Local officials are facing tough budget decisions, but that doesn’t stop some humor from breaking out.
At the beginning of Bibb County budget sessions this week, Davis started speaking for the sheriff’s office. “We always look forward to this every year,” Davis began.
Sheriff Modena interrupted: “We’re going to shut him down right now.”
The National Guard didn’t request any county funding this year, and in previous years had to be pushed to cash the county’s check.
“Let’s give them what they asked for,” Chairman Sam Hart said.
Separately, it’s a tough time to be in typewriter maintenance. As budgets get squeezed, county agencies that still use typewriters are dropping contracts that keep them in good health.
For a meeting with county commissioners, the Museum of Arts and Sciences left behind Daisy, the 10-foot snake who made an appearance at a recent City Council meeting. Commissioners were ever so grateful.
Music for a one-man band
When the Warner Robins City Council, moonlighting as the Warner Robins Redevelopment Agency, called for a closed session to discuss a personnel matter during Monday’s meeting, the subject matter of the meeting was obvious: Gary Lee.

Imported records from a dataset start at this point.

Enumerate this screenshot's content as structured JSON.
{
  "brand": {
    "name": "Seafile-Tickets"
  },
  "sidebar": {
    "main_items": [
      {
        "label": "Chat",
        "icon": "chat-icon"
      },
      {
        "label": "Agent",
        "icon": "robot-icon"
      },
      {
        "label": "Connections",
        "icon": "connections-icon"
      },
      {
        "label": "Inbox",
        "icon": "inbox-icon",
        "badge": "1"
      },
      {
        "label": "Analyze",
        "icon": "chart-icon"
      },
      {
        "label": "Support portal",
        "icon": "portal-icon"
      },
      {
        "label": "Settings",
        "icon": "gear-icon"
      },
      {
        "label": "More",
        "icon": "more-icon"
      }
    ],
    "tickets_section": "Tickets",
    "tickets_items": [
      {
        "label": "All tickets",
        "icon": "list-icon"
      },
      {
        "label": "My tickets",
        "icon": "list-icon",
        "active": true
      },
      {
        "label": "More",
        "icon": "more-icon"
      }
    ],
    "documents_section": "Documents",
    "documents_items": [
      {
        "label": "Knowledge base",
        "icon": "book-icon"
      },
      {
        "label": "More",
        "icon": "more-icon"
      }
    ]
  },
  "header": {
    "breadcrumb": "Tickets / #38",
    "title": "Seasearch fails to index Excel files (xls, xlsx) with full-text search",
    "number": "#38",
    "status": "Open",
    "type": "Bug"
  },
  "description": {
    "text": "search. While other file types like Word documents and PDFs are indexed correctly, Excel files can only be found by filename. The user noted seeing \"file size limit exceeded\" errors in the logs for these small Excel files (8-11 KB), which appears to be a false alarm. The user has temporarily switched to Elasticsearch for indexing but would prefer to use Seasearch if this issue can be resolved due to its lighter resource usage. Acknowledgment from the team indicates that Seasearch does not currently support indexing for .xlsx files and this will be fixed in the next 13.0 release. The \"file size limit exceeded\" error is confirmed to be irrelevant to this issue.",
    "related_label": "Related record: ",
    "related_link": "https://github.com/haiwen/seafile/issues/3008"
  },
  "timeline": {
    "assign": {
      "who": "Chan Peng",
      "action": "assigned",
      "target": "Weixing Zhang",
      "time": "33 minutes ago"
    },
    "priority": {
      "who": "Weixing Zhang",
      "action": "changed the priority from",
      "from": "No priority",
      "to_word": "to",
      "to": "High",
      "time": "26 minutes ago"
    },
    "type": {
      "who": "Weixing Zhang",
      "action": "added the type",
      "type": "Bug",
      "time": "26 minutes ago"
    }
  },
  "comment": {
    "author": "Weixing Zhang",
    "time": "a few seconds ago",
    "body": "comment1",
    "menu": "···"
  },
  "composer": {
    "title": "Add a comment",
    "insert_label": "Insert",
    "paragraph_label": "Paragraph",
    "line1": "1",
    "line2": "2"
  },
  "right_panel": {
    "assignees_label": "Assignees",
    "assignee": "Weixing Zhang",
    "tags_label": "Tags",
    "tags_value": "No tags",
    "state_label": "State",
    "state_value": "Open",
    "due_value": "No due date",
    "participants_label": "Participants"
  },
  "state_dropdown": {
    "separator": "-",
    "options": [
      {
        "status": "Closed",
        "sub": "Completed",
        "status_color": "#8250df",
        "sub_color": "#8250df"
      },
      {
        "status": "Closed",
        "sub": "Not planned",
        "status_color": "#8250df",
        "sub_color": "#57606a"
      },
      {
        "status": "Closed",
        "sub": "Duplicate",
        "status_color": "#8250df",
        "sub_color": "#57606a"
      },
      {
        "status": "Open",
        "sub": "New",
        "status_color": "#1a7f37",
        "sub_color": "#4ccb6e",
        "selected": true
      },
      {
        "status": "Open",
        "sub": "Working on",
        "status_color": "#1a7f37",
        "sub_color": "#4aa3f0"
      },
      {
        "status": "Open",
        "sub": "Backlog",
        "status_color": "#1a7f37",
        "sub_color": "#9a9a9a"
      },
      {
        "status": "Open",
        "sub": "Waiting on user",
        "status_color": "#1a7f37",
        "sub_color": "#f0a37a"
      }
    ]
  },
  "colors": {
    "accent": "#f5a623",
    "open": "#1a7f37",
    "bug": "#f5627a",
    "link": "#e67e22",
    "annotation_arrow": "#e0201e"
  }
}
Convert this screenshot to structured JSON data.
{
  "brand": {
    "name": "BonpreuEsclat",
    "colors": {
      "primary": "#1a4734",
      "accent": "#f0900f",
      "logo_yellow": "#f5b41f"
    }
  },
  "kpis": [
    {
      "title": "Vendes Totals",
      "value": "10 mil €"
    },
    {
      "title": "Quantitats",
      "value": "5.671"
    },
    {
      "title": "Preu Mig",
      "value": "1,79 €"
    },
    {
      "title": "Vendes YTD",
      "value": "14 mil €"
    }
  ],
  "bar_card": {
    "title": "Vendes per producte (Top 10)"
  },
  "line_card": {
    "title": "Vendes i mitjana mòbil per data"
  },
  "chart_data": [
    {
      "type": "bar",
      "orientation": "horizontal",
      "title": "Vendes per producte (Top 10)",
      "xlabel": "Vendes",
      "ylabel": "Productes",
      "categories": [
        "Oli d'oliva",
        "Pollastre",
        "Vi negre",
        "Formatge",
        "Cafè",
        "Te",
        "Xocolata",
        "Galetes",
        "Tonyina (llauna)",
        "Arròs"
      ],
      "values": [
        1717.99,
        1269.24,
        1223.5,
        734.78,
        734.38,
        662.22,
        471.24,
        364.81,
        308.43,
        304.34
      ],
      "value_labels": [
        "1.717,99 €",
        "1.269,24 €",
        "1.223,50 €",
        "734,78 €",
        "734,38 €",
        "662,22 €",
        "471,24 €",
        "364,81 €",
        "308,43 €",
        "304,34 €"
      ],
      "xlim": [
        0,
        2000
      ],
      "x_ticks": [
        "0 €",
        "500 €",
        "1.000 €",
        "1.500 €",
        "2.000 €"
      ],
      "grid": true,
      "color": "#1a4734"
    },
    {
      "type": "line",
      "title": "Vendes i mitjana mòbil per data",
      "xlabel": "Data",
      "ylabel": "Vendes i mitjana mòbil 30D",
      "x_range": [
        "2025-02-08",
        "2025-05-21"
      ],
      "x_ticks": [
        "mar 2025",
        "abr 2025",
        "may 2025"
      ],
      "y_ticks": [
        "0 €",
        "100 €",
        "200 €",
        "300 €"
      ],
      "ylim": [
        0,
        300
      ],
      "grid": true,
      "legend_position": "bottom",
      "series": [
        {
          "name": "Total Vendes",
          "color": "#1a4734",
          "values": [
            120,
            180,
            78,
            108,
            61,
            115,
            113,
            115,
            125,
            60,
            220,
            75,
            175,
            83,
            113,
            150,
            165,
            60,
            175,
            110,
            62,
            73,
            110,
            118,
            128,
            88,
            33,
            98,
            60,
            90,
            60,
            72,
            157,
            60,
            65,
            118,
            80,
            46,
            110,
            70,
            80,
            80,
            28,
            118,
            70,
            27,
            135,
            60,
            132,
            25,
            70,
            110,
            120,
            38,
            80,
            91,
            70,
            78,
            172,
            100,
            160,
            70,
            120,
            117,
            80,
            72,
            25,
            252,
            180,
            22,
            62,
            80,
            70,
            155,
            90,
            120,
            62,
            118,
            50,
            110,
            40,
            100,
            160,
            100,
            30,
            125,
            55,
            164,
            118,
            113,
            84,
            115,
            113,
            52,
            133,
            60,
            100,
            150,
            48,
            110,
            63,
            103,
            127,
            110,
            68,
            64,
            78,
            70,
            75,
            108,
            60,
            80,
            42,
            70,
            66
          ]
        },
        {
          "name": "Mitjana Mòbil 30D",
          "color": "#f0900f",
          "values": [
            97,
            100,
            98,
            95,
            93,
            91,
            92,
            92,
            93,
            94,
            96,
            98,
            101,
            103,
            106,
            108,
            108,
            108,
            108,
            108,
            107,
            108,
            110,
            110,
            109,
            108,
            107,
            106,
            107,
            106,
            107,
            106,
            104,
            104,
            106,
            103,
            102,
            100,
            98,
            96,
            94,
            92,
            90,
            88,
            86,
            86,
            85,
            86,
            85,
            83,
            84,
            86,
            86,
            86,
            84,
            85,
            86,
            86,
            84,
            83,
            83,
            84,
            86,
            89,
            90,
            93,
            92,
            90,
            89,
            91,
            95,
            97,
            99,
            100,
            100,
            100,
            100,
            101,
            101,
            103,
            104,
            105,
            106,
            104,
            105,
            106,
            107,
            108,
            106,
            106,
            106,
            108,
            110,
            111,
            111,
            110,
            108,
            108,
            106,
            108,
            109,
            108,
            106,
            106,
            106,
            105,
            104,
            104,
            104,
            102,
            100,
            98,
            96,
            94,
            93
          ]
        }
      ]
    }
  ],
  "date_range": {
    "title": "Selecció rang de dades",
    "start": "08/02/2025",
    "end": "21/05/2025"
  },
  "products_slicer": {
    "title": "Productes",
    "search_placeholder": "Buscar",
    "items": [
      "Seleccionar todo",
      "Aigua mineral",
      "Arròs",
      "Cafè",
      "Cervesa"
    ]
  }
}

Lee, the executive director of the RDA, initially was brought into the city as executive director of the once-disbanded Downtown Development Authority in 2007, and began as the RDA’s one-man band shortly after.
In the time he’s been with the city, Lee has overseen the construction of a downtown redevelopment plan for the city, which includes upgrading Commercial Circle and bringing more commercial business into the city’s designated downtown, among other things. Recently, he was charged with getting the Georgia-Robins Aerospace Maintenance Partnership off the ground.
After years of sitting, the project is finally gaining momentum. An environmental assessment of the land designated for the project should be complete by the end of the year. Don Jarzynka, a logistics consultant leading the city’s G-RAMP Committee, says the first phase of the project, which includes a hangar for aircraft maintenance, could be complete some time in 2011.
Members of the council won’t go into detail about the closed session. Councilman John Williams said Lee is up for review, and concerns after a recent break-in at his offices have them considering relocating him somewhere inside City Hall.
Worried about traffic coming into Hartley Bridge Road, Bibb County’s government asked the Bibb County school system to close a gate on George Thomas Lane.
Instead, the gate was taken down, and it now serves as a parent drop-off lane and school bus route to Rutland middle and high schools.
County officials want school officials to chip in for a left turn lane and other improvements at George Thomas Lane since it clearly won’t be closed, but they hear school officials won’t want to pay for improvements off school ground. School officials say they’re prohibited from spending money off school grounds.
On the other side of the schools is Skipper Road. County officials say they want to take the blinking lights that slowed traffic outside the Burke School, inside the city limits, before it closed. Those lights could protect the Rutland schools, which serves many students from Macon. They expect city officials will want to keep the lights at the empty school.
Did we mention consolidation’s been talked about since at least 1923? County officials say they need to improve communication with other boards. This might be a good starting point.
Telegraph writers Marlon A. Walker, Julie Hubbard, Mike Stucka and Chris Horne contributed to this report.